  12. Looking at the offcuts, the void appears to close up again. In the only other frame affected the void is down to about 1 mm wide, so not an issue, although I will fill that with epoxy as well just the same. All other pieces look fine so onwards to the sanding. Thank you for the input. Lets see how many months it will take me before I can supply the mandatory FROG shot. Benhardt57, what's your ply? The Baltic Birch?
  13. You are right, a picture would help. Here is a shot of the end of the bow piece. It is the one that contains the larger void. As you can see, the void is right towards the pointy end. As such I don’t think there is much load on the ply at that point. Pity I couldn’t see it until the piece was cut or I would simply have moved the pattern along a small amount. Should be easy enough to epoxy fill. This is the plywood straight off the jig saw. No sanding has been done. As you can see, it cuts quite well
  14. Well it took more than the 2 weeks I had intended, however I was finally able to start cutting out the frames on the weekend. For those that are interested, the Hoop Pine ply cuts quite well with almost no splintering. I have found 2 internal voids, 1 about 1 mm wide (say, 1/32”) and the other about 6-7mm (say about 1/4”) wide. They are each near the end of a frame and should be easy to completely fill with a syringe filled with thickened epoxy so I don’t think I will need to cut new pieces. Of course if anybody thinks differently, this newbie would be very happy to hear. I also gave the plywood a highly scientific strength test by bouncing up and down on a 50mm (2") wide offcut supported on 2 blocks. I am around 87kg (say 185lb) and it seemed to hold up just fine. At this rate it looks like it may take a while to get the Ravenswood done, however that’s not too bad as I am really enjoying the process.

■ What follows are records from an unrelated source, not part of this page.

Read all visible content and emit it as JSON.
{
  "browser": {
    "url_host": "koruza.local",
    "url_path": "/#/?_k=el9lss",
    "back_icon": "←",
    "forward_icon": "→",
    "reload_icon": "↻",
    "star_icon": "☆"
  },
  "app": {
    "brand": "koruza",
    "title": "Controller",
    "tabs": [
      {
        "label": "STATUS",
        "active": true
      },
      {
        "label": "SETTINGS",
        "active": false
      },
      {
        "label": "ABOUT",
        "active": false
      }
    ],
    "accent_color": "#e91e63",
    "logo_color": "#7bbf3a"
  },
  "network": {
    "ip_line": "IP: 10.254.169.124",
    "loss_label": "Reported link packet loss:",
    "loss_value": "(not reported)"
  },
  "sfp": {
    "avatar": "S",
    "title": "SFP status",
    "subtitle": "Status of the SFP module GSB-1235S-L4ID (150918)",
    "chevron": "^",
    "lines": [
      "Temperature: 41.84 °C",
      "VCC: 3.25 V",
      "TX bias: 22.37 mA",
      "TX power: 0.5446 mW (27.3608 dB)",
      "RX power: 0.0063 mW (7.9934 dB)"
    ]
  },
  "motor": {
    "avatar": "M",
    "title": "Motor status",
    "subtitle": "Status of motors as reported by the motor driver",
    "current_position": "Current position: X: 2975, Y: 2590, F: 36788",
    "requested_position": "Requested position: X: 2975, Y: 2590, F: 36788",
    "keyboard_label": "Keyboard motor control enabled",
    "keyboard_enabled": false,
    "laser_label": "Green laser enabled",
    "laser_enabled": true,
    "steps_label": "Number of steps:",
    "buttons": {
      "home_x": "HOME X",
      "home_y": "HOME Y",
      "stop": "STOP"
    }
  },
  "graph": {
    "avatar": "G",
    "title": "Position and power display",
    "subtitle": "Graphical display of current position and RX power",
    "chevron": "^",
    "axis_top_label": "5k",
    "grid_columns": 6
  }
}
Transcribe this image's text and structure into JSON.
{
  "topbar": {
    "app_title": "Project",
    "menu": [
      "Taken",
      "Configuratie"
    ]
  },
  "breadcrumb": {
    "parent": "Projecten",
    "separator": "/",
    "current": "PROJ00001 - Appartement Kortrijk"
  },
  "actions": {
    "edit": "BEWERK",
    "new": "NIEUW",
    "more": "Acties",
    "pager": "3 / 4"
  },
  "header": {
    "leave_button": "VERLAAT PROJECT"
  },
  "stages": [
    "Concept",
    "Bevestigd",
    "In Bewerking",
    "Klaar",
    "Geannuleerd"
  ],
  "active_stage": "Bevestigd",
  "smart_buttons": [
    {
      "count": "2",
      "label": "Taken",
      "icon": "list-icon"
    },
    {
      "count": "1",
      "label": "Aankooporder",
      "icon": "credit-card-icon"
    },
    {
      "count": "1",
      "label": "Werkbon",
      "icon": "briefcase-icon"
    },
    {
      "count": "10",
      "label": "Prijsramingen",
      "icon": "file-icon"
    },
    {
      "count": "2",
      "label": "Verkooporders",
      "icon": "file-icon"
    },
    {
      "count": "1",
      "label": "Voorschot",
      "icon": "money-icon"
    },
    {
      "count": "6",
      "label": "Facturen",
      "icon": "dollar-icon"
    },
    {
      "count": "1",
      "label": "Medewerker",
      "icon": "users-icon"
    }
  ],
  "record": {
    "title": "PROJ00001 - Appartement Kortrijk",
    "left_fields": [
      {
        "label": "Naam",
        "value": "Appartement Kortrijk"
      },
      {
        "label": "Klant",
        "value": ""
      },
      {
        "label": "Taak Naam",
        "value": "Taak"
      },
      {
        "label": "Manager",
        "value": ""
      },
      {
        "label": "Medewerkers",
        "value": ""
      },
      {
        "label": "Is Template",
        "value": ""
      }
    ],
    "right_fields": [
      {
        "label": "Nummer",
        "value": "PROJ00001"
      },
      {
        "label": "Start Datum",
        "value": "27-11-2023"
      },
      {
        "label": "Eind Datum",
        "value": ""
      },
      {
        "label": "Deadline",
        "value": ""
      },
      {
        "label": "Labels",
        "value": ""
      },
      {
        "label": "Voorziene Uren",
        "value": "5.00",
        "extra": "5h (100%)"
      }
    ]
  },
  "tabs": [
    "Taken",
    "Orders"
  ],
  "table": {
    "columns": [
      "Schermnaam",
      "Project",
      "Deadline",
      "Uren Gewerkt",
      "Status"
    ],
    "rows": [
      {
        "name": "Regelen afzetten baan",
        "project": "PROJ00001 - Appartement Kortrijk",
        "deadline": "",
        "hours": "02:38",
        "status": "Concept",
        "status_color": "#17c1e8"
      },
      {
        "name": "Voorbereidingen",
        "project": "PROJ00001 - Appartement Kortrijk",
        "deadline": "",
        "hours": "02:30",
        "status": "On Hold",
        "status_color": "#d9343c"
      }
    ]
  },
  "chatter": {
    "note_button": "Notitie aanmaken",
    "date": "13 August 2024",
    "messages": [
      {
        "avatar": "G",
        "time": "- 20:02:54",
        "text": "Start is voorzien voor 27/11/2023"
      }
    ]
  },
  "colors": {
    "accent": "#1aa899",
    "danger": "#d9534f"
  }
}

  15. Nice. Is that a straight oil finish on the frame?
×
×
  • Create New...

Important Information

By using this site, you agree to our Terms of Use.